The ICOM NATHIST Conference Organizing Committee is delighted to announce Dr. Ian Miller as the keynote speaker for the 2016 annual meeting. Ian is Curator of Paleobotany and Director of Earth & Space Sciences at the Denver Museum of Nature & Science in the USA. In addition to running the Earth and Space Sciences Departments, he is in charge of the world-class collection of fossil plants at the Museum. His research focuses on fossil leaves and their applications for understanding ancient ecosystems and climate. Beyond his work as a scientist, Ian also leads an ongoing major Museum initiative. Called the Colorado Experience, this initiative aims to deepen peoples connection with the natural world. Ian received his PhD and MA in geology and paleobotany from Yale University, and his BA from The Colorado College. He has been with the Museum since 2006.
Ian’s talk will focus on his work with audience development:

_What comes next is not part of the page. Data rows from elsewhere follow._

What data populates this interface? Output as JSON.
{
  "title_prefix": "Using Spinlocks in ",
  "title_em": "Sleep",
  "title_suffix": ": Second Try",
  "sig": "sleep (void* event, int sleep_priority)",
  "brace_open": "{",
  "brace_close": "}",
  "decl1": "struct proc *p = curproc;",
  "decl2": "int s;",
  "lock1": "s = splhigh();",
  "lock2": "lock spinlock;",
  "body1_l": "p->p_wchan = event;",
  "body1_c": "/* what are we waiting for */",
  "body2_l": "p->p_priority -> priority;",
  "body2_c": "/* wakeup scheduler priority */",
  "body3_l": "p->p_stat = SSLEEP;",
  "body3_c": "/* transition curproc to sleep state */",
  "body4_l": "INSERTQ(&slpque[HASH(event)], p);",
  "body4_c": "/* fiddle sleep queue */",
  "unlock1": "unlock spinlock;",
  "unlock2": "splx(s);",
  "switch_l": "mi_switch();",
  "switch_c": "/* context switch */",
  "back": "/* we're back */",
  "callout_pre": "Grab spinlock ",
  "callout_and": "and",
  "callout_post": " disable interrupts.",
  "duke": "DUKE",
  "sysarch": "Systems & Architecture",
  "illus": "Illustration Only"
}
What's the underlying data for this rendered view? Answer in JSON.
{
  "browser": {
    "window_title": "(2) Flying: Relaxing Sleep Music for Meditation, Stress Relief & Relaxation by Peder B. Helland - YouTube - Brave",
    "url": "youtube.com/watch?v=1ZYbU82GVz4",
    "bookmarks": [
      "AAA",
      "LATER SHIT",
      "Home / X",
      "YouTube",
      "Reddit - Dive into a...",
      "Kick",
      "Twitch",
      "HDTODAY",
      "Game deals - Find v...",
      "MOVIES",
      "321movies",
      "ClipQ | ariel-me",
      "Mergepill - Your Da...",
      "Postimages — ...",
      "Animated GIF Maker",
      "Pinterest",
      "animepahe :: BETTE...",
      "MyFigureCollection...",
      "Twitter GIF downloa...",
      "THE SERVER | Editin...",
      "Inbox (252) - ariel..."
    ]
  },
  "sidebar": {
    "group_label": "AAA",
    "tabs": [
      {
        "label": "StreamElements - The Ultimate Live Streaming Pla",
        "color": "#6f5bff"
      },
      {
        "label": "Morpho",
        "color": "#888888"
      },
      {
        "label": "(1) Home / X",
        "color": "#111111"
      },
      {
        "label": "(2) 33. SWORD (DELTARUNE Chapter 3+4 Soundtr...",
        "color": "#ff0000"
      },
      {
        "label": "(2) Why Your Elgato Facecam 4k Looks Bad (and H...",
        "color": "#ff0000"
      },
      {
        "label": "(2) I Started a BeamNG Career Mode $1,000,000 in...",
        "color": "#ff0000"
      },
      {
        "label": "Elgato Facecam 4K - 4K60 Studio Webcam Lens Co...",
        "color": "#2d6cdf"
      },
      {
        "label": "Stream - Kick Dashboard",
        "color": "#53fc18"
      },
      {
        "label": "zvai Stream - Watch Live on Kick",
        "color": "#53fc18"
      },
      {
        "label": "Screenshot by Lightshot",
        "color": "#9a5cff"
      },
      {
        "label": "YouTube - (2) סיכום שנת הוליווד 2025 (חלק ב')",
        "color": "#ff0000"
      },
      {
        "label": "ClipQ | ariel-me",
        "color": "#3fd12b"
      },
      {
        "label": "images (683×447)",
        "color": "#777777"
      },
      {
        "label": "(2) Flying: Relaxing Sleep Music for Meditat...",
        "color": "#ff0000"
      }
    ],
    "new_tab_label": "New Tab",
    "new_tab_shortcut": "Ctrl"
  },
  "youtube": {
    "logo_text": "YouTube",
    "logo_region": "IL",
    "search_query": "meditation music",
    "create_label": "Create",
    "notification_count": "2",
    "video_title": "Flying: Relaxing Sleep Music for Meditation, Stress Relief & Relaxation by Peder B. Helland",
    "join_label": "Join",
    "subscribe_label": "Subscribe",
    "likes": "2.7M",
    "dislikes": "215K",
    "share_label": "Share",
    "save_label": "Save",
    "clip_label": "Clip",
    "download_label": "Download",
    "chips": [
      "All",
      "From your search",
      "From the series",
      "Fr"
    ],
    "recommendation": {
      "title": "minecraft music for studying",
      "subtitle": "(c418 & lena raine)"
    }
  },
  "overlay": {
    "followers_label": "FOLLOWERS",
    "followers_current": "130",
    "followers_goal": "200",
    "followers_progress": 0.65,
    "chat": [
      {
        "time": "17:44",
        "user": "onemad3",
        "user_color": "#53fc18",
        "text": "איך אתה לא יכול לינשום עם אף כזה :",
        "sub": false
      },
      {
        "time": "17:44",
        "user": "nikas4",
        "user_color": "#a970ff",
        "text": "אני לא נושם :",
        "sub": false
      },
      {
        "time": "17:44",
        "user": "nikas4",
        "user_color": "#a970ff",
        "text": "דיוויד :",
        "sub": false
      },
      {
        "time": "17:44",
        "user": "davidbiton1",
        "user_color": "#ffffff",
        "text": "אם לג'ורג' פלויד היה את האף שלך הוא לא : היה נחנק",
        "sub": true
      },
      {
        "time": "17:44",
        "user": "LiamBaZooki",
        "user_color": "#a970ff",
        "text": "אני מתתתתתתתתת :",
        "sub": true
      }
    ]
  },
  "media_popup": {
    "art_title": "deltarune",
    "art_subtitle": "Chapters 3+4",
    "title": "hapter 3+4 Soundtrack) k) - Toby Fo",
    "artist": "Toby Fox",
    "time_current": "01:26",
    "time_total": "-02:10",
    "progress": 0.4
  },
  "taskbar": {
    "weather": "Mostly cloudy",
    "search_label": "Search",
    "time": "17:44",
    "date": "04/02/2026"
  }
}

Natural history museums occupy a unique space at the confluence of culture, education, preservation, science, and entertainment. They inspire wonder; they preserve, study and interpret the treasures of the past for the future; and they are the bastion of lifelong learning. While these incomparable qualities remain the core of natural history museums, the information revolution of recent decades has brought forth an existential conundrum: Is the age old adage “if we build it, they will come,” really true? Most natural history museums have realized that the answer to this question is “no,” and have recognized the need to engage their audiences for their feedback in order to improve visitor experience, to build bigger attendance, and to create a public of dedicated members. Yet, lurking behind the bright, new technology-infused exhibits, past the skilled scientific communicators, and through the now often permeable doors to the collections, our creed remains: the institution deems what is relevant and what is interesting. In light of this seemingly interminable trait, how might the 21st century natural history museum transform to truly meet the needs of the community? I believe that the institutional culture of natural history museums needs to change by placing the community’s needs at the heart of what museums do. Museums should intentionally engage their community early and often in their planning and development efforts, they must build lasting relationships, and they should respond with empathy to their community’s needs, goals, and interests. If community is genuinely added to their core values, natural history museums will ensure they remain relevant on the societal landscape into the next century.
To find out more about Ian, check out his page on the museum website.